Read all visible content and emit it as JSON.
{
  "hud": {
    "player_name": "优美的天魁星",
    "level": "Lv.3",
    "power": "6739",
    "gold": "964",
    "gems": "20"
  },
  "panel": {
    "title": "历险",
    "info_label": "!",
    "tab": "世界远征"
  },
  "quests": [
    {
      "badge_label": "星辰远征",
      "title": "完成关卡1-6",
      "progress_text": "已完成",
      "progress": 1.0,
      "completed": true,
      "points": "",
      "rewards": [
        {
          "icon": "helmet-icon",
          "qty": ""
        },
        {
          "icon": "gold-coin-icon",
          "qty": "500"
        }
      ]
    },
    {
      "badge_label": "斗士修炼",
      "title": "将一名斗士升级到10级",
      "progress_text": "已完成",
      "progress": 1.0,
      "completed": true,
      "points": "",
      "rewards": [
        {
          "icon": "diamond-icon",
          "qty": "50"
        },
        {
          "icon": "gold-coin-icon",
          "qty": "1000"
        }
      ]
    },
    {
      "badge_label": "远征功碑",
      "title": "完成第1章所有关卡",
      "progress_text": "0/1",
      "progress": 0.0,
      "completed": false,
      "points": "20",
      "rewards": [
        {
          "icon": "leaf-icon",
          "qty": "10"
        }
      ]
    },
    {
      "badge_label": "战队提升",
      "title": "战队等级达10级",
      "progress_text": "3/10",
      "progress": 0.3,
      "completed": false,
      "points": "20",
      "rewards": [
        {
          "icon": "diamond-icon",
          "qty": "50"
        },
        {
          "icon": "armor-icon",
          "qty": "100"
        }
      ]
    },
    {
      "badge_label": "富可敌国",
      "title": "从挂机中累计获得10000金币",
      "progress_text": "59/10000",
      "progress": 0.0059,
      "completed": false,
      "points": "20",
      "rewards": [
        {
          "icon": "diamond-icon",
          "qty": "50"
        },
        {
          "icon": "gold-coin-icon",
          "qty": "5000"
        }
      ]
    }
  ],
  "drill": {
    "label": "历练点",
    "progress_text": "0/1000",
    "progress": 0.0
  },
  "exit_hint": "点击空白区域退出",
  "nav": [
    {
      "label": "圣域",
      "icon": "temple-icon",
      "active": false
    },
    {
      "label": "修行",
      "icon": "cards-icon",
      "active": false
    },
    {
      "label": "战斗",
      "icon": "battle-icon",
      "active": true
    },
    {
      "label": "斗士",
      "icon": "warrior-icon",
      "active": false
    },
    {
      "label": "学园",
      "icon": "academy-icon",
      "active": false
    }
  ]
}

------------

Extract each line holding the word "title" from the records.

Answer below »
    "title": "历险",
      "title": "完成关卡1-6",
      "title": "将一名斗士升级到10级",
      "title": "完成第1章所有关卡",
      "title": "战队等级达10级",
      "title": "从挂机中累计获得10000金币",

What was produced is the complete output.